kids doing cleanups and collecting data
Pre-cleanup lessons and inspiration        Do your cleanup        After your cleanup       

Your students are distance-learning at home. Can they still do a litter cleanup as a scientific investigation? Yes they can, if they are able to safely go outside and follow precautions. Older students may be able to do this on their own, younger students will need an adult to help. Either way, it's important to get support from the adult at home so that safety precautions are followed and the students are able to safely dispose of whatever they collect.

The same planning strategies can be used as described on the Doing Your Cleanup page. Students can map out their study area by using an online mapping website, or by making their own drawing of the site. It might be the sidewalk directly in front of their house or apartment, an outdoor common area in their apartment complex, their block, or a neighborhood park. They can make predictions of the quantity or type of litter they'll find. They can investigate two locations in order to compare their findings. They can replicate their investigation in order to compare what they find on different days.

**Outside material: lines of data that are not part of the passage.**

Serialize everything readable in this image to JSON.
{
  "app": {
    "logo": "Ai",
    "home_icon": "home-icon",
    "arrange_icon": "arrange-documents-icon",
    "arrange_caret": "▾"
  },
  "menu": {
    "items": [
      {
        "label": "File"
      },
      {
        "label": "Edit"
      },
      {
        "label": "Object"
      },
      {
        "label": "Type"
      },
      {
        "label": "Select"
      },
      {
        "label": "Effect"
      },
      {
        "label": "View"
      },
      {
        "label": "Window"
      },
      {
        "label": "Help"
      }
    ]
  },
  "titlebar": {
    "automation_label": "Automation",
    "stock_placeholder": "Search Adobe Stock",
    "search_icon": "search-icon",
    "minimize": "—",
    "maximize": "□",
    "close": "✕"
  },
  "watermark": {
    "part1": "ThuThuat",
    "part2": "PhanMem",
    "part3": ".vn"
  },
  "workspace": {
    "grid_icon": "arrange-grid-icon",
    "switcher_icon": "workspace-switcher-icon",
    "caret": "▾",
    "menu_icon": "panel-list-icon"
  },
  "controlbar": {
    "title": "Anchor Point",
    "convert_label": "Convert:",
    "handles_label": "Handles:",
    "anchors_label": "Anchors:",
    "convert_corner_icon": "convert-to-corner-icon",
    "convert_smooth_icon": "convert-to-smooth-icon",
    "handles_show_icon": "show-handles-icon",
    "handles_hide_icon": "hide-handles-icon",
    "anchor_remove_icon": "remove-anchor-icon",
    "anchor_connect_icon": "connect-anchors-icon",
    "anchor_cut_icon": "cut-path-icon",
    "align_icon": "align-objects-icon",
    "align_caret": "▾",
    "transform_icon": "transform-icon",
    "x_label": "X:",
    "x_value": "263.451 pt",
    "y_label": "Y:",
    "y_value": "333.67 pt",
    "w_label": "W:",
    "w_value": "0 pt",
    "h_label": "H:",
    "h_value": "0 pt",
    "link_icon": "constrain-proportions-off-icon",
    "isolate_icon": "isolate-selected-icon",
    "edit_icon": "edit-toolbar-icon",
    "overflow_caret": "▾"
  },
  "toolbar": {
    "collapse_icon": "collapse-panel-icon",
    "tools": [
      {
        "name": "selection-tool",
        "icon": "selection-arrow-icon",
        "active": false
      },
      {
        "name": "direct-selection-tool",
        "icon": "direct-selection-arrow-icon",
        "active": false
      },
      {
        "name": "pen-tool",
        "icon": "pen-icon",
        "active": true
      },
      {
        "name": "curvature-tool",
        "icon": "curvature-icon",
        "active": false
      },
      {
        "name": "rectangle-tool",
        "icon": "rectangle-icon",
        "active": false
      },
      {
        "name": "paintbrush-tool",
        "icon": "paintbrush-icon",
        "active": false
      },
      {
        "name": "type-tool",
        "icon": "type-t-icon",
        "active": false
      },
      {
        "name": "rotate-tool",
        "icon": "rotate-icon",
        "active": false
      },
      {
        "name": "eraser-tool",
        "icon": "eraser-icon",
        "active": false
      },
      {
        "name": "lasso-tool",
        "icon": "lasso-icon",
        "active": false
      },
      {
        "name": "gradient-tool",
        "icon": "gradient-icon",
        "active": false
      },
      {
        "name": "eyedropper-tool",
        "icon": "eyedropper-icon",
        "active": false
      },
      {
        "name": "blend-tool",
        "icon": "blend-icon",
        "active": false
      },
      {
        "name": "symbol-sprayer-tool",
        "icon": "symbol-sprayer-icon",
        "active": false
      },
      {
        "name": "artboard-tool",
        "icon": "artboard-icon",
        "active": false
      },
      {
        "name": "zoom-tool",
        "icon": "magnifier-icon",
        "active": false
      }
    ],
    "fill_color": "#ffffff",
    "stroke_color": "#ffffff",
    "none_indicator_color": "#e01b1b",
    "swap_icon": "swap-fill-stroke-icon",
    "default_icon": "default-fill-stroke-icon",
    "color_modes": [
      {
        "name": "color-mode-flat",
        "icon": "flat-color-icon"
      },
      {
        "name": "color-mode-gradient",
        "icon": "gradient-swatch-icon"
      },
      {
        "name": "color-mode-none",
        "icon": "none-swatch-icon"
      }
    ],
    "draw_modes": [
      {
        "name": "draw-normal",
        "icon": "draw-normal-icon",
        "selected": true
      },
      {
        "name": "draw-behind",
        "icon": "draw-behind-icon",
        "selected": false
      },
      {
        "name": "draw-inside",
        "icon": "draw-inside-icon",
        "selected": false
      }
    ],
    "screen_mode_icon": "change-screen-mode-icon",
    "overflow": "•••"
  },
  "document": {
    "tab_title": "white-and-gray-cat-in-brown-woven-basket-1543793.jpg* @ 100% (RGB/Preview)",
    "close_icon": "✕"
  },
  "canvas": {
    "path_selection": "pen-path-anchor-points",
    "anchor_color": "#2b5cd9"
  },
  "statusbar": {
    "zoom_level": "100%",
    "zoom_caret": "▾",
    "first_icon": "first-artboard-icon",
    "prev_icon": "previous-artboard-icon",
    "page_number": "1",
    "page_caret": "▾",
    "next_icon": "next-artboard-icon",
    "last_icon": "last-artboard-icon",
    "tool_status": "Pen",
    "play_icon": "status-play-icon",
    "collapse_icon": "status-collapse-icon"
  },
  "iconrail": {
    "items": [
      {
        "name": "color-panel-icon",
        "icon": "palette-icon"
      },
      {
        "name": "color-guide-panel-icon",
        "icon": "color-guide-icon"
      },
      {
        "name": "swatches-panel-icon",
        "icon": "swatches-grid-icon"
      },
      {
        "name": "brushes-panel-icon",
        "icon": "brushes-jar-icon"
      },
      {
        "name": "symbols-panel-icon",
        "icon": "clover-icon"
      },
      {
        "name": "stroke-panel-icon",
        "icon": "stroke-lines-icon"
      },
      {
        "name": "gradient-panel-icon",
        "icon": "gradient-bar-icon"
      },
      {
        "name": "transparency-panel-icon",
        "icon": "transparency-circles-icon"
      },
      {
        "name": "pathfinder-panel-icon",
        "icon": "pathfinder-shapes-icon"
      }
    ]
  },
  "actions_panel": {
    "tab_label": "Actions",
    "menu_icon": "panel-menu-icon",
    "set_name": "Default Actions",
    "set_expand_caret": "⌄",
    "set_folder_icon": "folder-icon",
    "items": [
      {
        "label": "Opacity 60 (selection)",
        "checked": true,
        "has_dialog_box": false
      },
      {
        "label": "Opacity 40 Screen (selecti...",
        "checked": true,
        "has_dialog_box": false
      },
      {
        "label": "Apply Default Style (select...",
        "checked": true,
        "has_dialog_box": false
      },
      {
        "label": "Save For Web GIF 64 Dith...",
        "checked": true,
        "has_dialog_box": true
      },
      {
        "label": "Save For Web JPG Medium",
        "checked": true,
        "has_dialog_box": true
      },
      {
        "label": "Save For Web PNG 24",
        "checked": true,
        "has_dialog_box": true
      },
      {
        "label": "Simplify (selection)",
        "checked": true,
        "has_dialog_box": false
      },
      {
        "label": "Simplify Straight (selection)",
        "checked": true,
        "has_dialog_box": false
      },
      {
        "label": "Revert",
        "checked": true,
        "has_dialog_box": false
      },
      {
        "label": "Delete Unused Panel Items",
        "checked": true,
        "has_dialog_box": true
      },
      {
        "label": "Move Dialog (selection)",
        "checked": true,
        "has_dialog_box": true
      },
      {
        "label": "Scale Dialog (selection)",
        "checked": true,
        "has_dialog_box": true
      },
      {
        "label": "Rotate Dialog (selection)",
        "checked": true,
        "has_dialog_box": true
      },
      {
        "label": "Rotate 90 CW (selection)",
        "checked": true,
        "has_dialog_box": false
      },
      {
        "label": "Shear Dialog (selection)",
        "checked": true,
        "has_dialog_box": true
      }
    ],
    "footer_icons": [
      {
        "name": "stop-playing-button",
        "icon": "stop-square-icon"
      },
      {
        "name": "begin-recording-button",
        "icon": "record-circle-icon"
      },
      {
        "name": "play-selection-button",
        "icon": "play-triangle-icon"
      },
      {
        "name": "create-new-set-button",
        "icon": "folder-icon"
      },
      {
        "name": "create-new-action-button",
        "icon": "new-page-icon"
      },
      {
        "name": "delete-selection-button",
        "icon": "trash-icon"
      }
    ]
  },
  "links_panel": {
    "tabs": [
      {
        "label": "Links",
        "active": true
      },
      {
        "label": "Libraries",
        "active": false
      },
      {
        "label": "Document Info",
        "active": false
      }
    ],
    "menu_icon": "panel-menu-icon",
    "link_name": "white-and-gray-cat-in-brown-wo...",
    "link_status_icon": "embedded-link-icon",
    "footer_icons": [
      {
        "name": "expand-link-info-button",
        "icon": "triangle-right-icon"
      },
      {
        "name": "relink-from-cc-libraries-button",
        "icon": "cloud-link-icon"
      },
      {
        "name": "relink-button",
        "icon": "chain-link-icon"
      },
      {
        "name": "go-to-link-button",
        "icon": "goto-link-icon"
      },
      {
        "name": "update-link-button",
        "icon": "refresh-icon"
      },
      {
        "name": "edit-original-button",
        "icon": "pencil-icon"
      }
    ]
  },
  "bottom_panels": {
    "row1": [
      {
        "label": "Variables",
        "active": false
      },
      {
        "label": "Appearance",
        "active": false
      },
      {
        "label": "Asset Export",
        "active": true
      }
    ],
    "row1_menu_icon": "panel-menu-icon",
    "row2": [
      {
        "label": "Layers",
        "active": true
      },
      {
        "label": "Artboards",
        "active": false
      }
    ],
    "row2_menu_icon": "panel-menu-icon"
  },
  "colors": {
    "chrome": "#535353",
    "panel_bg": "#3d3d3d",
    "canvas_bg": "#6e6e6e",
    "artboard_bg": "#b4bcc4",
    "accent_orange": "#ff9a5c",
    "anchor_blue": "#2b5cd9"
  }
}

Safety precautions remain as important as they are during a Schoolyard Cleanup, especially during COVID-19. If available, students can repurpose kitchen tongs to avoid picking up items with their hands. They shouldn't pick up anything sharp or that might cause injury. Follow state and federal guidelines for COVID-19 safety practices.

At-home cleanup data can be analyzed as suggested for a Schoolyard Cleanup. Consider privacy concerns as you decide whether and how to share individual student data. Students may feel uncomfortable or vulnerable sharing data from their home space. You may choose to consolidate the data for group analysis.

After analysis you might ask students to propose solutions for their individual investigation site or for their school community as a whole. Even when learning at home, there are many opportunities for communicating results and proposed solutions, including social media posts and videos, writing letters to local officials or news outlets, offering public comment during a government meeting (many of which are being held online), or even hosting your own webinar or online community meeting. Please let us know what your students develop. We might even be able to help you spread the word!